. . . an excerpt. . .
My middle-aged hands fingered the black and white photos interspersed with yellowing color Polaroids. As I searched for the one of my mother, burrowing deeper inside the box through layers of years, the wavy skin and popping veins from the top of my hands caught my attention. I always thought I had my mother’s hands, petite, with shapely fingers. But she always told me, “You’ve got your dad’s hands, short fingers with stubby digits.” I scanned my hand tops again and saw that they are mine, unique and skilled and aging too.
I continued to look for the picture where her youth stood still.
Fifty years of my family story, corralled in the confines of this twelve-by-twenty-four-inch cardboard border. Color photos were faded to pale yellow and receded to the sides of the box yet black and white photos held their contrast in the center. As I reviewed the photo mixture with my fingertips hoping that I had opened my story’s first chapter, I was distracted by a color photo that was looking at me. There’s me and Tim, my older brother, at the zoo in Des Moines, Iowa. I remember it was hot and humid and sunny and beads of sweat dripped down my back as I sat on a stone ledge waiting for my picture to be taken. I am pleasantly plump, wearing pale purple polyester shorts and a navy crew neck t-shirt that hugged my roundness not because of my size but because of the stickiness of my skin. My pixie haircut and Tim’s crew cut make the smiles on our faces bigger and our cheeks fuller. We squint because of the bright sun as we focus on the camera’s eye.
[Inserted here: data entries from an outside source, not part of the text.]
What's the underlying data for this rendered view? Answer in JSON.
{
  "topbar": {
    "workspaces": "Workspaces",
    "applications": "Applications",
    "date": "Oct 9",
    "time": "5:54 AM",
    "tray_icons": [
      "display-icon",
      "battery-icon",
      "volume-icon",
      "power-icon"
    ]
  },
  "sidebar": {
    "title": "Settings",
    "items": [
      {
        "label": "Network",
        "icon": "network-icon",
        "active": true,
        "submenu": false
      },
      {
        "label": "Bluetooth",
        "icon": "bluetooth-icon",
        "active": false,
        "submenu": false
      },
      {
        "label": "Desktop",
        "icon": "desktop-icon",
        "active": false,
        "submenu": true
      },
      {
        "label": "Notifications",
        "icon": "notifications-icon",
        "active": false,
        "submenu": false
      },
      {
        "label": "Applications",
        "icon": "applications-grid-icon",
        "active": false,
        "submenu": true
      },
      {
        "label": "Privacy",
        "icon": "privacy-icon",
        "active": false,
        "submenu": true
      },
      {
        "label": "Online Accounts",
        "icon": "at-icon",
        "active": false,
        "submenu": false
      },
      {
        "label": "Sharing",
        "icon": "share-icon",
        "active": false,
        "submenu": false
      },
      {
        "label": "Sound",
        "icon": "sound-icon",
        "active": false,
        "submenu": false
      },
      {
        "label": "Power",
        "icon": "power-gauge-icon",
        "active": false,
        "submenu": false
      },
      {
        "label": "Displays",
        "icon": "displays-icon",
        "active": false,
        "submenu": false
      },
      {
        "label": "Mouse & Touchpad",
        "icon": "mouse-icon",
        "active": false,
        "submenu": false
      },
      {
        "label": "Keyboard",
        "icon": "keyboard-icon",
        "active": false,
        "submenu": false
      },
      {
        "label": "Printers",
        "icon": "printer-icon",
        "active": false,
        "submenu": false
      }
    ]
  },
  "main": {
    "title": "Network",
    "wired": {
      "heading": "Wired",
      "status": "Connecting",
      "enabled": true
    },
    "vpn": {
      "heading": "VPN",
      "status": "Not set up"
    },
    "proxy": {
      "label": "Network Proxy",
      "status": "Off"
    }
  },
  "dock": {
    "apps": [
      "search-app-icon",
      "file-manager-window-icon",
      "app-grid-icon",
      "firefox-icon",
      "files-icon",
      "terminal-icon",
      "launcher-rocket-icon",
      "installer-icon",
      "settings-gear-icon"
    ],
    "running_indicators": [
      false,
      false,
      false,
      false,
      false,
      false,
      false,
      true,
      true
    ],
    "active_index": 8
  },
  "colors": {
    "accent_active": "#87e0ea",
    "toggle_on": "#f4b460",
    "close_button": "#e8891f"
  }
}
I push more photos aside, mixing up the years. And then I spot her.